◆ Requirement ◆
Exact copies of all the lines below are needed, without the pictures.

◆ Dataset ◆

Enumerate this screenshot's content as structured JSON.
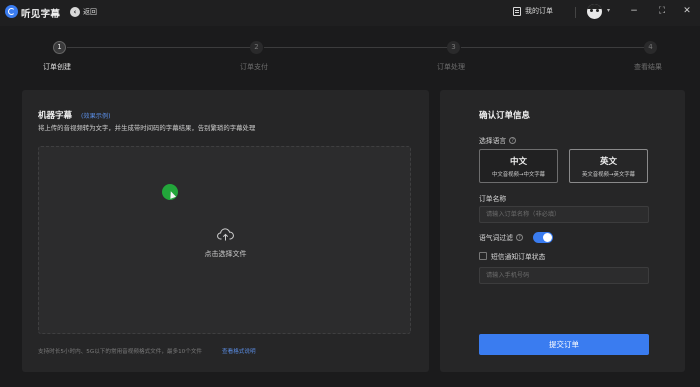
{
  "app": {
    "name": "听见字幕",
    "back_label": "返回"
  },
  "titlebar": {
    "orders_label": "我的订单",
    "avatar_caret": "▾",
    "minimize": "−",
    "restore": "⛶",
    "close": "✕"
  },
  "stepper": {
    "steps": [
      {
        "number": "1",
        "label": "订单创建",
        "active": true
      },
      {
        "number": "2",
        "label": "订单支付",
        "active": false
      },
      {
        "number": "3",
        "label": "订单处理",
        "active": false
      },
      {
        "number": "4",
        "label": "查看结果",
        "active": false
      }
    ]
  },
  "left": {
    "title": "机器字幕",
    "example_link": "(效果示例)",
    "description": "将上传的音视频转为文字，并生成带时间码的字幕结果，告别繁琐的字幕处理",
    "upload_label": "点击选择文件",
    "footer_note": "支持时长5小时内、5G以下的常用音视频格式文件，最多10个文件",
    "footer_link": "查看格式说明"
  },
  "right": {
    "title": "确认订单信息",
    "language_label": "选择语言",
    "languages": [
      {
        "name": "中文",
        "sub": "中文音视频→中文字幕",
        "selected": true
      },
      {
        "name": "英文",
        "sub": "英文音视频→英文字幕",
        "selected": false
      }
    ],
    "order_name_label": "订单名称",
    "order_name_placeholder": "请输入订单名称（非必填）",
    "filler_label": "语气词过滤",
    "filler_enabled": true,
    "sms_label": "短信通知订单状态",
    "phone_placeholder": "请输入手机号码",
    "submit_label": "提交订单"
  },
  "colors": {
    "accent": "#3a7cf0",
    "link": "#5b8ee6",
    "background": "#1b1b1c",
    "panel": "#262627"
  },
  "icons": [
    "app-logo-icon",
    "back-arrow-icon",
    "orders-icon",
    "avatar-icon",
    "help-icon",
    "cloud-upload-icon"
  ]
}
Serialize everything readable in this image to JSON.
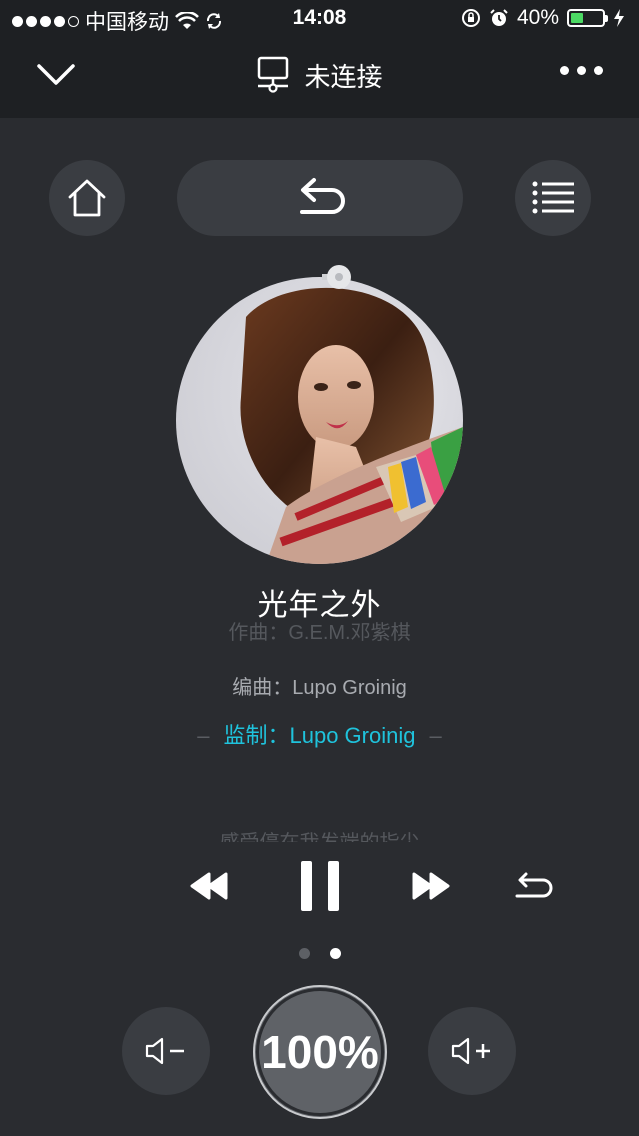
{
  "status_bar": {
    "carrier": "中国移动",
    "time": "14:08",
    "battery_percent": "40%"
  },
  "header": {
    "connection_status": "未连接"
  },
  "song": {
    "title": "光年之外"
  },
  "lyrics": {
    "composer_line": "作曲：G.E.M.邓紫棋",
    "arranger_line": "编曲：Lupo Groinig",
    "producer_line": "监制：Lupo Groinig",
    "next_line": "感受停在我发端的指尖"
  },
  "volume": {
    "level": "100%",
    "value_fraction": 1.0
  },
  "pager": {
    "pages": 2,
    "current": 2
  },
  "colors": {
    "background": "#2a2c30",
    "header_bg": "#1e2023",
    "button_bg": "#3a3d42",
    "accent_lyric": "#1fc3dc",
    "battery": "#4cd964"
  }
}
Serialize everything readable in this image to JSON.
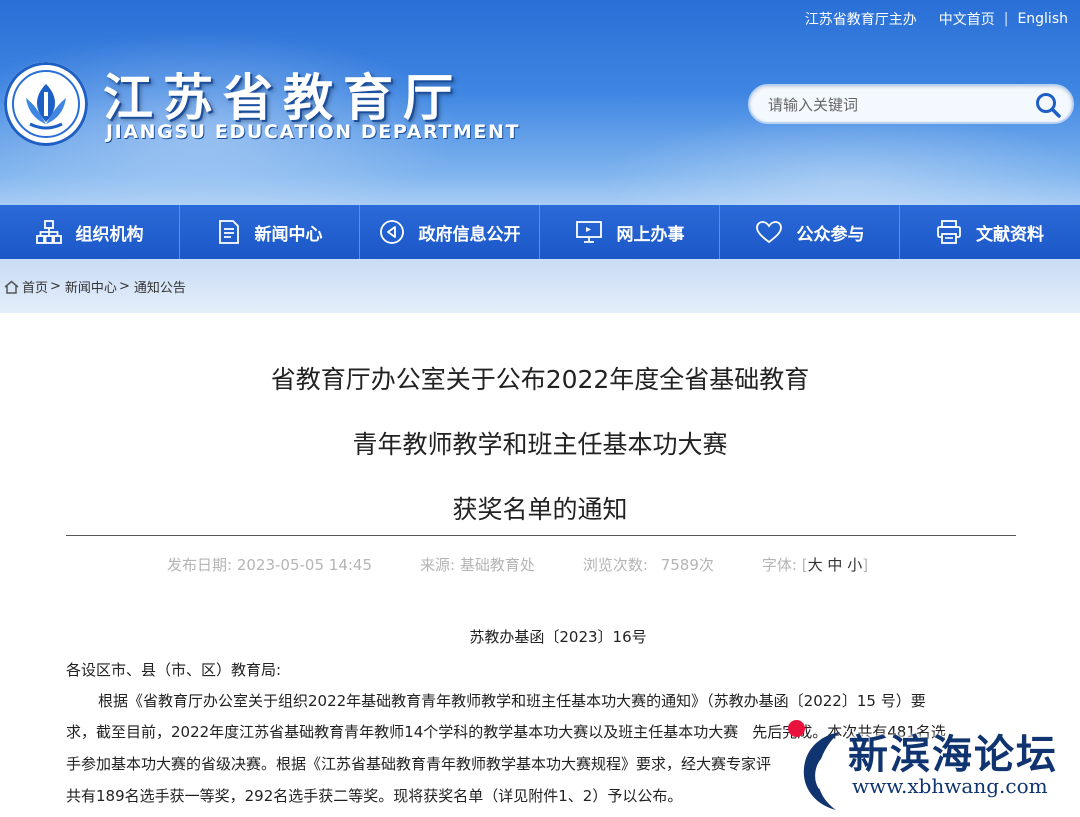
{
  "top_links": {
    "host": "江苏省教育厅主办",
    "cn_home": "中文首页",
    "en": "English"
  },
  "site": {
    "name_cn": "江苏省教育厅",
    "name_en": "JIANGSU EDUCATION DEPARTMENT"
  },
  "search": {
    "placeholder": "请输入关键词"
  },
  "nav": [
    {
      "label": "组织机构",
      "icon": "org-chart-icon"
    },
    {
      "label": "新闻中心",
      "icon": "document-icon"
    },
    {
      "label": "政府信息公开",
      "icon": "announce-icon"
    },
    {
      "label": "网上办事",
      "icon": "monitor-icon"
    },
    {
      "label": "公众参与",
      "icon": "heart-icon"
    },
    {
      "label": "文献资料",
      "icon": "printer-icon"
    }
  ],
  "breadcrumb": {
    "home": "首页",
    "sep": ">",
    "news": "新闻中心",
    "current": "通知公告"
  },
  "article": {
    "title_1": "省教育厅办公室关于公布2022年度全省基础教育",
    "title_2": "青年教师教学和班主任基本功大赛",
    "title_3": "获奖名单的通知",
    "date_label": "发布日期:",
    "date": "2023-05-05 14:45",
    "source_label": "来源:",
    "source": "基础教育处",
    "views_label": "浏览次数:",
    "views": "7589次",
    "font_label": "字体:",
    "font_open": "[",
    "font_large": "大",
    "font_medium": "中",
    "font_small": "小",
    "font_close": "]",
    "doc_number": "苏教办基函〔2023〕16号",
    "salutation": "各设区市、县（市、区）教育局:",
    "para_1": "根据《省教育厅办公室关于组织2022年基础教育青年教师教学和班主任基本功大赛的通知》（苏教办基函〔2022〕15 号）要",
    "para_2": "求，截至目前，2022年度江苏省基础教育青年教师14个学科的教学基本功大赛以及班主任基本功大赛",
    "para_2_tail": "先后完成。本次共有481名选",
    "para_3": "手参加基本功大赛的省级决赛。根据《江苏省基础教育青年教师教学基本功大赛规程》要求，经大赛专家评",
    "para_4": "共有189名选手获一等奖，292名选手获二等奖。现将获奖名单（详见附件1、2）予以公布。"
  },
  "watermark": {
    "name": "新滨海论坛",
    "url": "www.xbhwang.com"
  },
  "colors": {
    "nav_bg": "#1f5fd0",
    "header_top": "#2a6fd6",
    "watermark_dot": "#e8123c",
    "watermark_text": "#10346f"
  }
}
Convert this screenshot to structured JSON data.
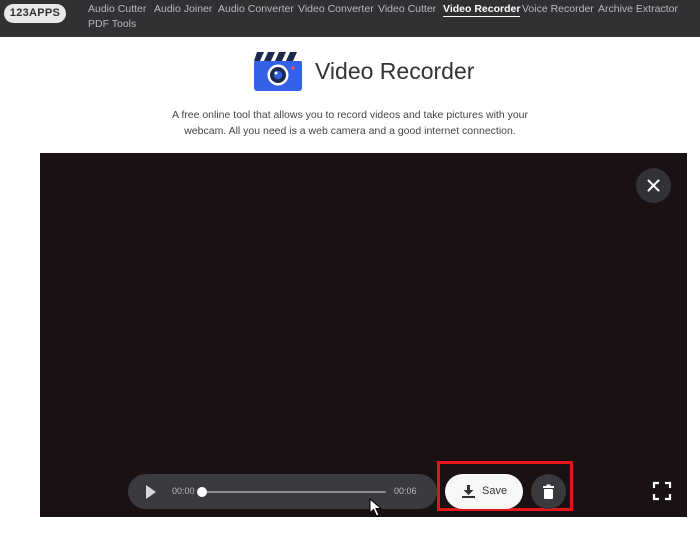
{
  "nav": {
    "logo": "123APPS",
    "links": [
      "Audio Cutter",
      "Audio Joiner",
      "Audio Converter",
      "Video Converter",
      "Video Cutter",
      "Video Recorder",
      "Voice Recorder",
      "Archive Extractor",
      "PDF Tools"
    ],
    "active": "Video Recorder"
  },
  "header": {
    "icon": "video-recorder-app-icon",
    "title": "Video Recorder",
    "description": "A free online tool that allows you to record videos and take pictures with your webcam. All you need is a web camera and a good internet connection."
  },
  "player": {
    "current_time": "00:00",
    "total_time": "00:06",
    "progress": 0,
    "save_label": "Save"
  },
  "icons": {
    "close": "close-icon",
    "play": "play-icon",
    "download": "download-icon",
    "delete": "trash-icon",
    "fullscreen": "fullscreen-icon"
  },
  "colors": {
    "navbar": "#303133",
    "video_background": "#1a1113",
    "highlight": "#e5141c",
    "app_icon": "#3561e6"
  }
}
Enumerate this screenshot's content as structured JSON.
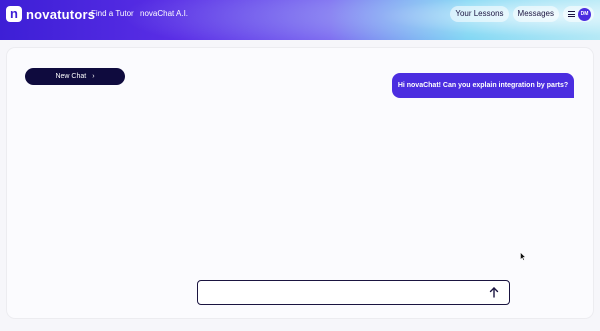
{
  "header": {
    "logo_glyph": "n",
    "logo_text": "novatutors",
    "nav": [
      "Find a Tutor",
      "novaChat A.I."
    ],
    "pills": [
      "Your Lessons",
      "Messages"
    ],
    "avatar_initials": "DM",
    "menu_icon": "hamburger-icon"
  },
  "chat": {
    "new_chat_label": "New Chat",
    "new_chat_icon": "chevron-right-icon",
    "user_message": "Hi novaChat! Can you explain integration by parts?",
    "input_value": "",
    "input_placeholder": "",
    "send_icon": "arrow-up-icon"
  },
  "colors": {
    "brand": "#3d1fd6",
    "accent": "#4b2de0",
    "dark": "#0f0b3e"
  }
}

◆ Exercise response ◆
Enumerate this screenshot's content as structured JSON.
{
  "app": {
    "name": "听见字幕",
    "back_label": "返回"
  },
  "titlebar": {
    "orders_label": "我的订单",
    "avatar_caret": "▾",
    "minimize": "−",
    "restore": "⛶",
    "close": "✕"
  },
  "stepper": {
    "steps": [
      {
        "number": "1",
        "label": "订单创建",
        "active": true
      },
      {
        "number": "2",
        "label": "订单支付",
        "active": false
      },
      {
        "number": "3",
        "label": "订单处理",
        "active": false
      },
      {
        "number": "4",
        "label": "查看结果",
        "active": false
      }
    ]
  },
  "left": {
    "title": "机器字幕",
    "example_link": "(效果示例)",
    "description": "将上传的音视频转为文字，并生成带时间码的字幕结果，告别繁琐的字幕处理",
    "upload_label": "点击选择文件",
    "footer_note": "支持时长5小时内、5G以下的常用音视频格式文件，最多10个文件",
    "footer_link": "查看格式说明"
  },
  "right": {
    "title": "确认订单信息",
    "language_label": "选择语言",
    "languages": [
      {
        "name": "中文",
        "sub": "中文音视频→中文字幕",
        "selected": true
      },
      {
        "name": "英文",
        "sub": "英文音视频→英文字幕",
        "selected": false
      }
    ],
    "order_name_label": "订单名称",
    "order_name_placeholder": "请输入订单名称（非必填）",
    "filler_label": "语气词过滤",
    "filler_enabled": true,
    "sms_label": "短信通知订单状态",
    "phone_placeholder": "请输入手机号码",
    "submit_label": "提交订单"
  },
  "colors": {
    "accent": "#3a7cf0",
    "link": "#5b8ee6",
    "background": "#1b1b1c",
    "panel": "#262627"
  },
  "icons": [
    "app-logo-icon",
    "back-arrow-icon",
    "orders-icon",
    "avatar-icon",
    "help-icon",
    "cloud-upload-icon"
  ]
}
Serialize everything readable in this image to JSON.
{
  "status_bar": {
    "carrier": "中国移动",
    "time": "14:08",
    "battery_percent": "40%"
  },
  "header": {
    "connection_status": "未连接"
  },
  "song": {
    "title": "光年之外"
  },
  "lyrics": {
    "composer_line": "作曲：G.E.M.邓紫棋",
    "arranger_line": "编曲：Lupo Groinig",
    "producer_line": "监制：Lupo Groinig",
    "next_line": "感受停在我发端的指尖"
  },
  "volume": {
    "level": "100%",
    "value_fraction": 1.0
  },
  "pager": {
    "pages": 2,
    "current": 2
  },
  "colors": {
    "background": "#2a2c30",
    "header_bg": "#1e2023",
    "button_bg": "#3a3d42",
    "accent_lyric": "#1fc3dc",
    "battery": "#4cd964"
  }
}
Serialize everything readable in this image to JSON.
{
  "top_links": {
    "host": "江苏省教育厅主办",
    "cn_home": "中文首页",
    "en": "English"
  },
  "site": {
    "name_cn": "江苏省教育厅",
    "name_en": "JIANGSU EDUCATION DEPARTMENT"
  },
  "search": {
    "placeholder": "请输入关键词"
  },
  "nav": [
    {
      "label": "组织机构",
      "icon": "org-chart-icon"
    },
    {
      "label": "新闻中心",
      "icon": "document-icon"
    },
    {
      "label": "政府信息公开",
      "icon": "announce-icon"
    },
    {
      "label": "网上办事",
      "icon": "monitor-icon"
    },
    {
      "label": "公众参与",
      "icon": "heart-icon"
    },
    {
      "label": "文献资料",
      "icon": "printer-icon"
    }
  ],
  "breadcrumb": {
    "home": "首页",
    "sep": ">",
    "news": "新闻中心",
    "current": "通知公告"
  },
  "article": {
    "title_1": "省教育厅办公室关于公布2022年度全省基础教育",
    "title_2": "青年教师教学和班主任基本功大赛",
    "title_3": "获奖名单的通知",
    "date_label": "发布日期:",
    "date": "2023-05-05 14:45",
    "source_label": "来源:",
    "source": "基础教育处",
    "views_label": "浏览次数:",
    "views": "7589次",
    "font_label": "字体:",
    "font_open": "[",
    "font_large": "大",
    "font_medium": "中",
    "font_small": "小",
    "font_close": "]",
    "doc_number": "苏教办基函〔2023〕16号",
    "salutation": "各设区市、县（市、区）教育局:",
    "para_1": "根据《省教育厅办公室关于组织2022年基础教育青年教师教学和班主任基本功大赛的通知》（苏教办基函〔2022〕15 号）要",
    "para_2": "求，截至目前，2022年度江苏省基础教育青年教师14个学科的教学基本功大赛以及班主任基本功大赛",
    "para_2_tail": "先后完成。本次共有481名选",
    "para_3": "手参加基本功大赛的省级决赛。根据《江苏省基础教育青年教师教学基本功大赛规程》要求，经大赛专家评",
    "para_4": "共有189名选手获一等奖，292名选手获二等奖。现将获奖名单（详见附件1、2）予以公布。"
  },
  "watermark": {
    "name": "新滨海论坛",
    "url": "www.xbhwang.com"
  },
  "colors": {
    "nav_bg": "#1f5fd0",
    "header_top": "#2a6fd6",
    "watermark_dot": "#e8123c",
    "watermark_text": "#10346f"
  }
}
Convert this screenshot to structured JSON data.
{
  "nav": {
    "logo": "123APPS",
    "links": [
      "Audio Cutter",
      "Audio Joiner",
      "Audio Converter",
      "Video Converter",
      "Video Cutter",
      "Video Recorder",
      "Voice Recorder",
      "Archive Extractor",
      "PDF Tools"
    ],
    "active": "Video Recorder"
  },
  "header": {
    "icon": "video-recorder-app-icon",
    "title": "Video Recorder",
    "description": "A free online tool that allows you to record videos and take pictures with your webcam. All you need is a web camera and a good internet connection."
  },
  "player": {
    "current_time": "00:00",
    "total_time": "00:06",
    "progress": 0,
    "save_label": "Save"
  },
  "icons": {
    "close": "close-icon",
    "play": "play-icon",
    "download": "download-icon",
    "delete": "trash-icon",
    "fullscreen": "fullscreen-icon"
  },
  "colors": {
    "navbar": "#303133",
    "video_background": "#1a1113",
    "highlight": "#e5141c",
    "app_icon": "#3561e6"
  }
}
Enumerate this screenshot's content as structured JSON.
{
  "header": {
    "logo_glyph": "n",
    "logo_text": "novatutors",
    "nav": [
      "Find a Tutor",
      "novaChat A.I."
    ],
    "pills": [
      "Your Lessons",
      "Messages"
    ],
    "avatar_initials": "DM",
    "menu_icon": "hamburger-icon"
  },
  "chat": {
    "new_chat_label": "New Chat",
    "new_chat_icon": "chevron-right-icon",
    "user_message": "Hi novaChat! Can you explain integration by parts?",
    "input_value": "",
    "input_placeholder": "",
    "send_icon": "arrow-up-icon"
  },
  "colors": {
    "brand": "#3d1fd6",
    "accent": "#4b2de0",
    "dark": "#0f0b3e"
  }
}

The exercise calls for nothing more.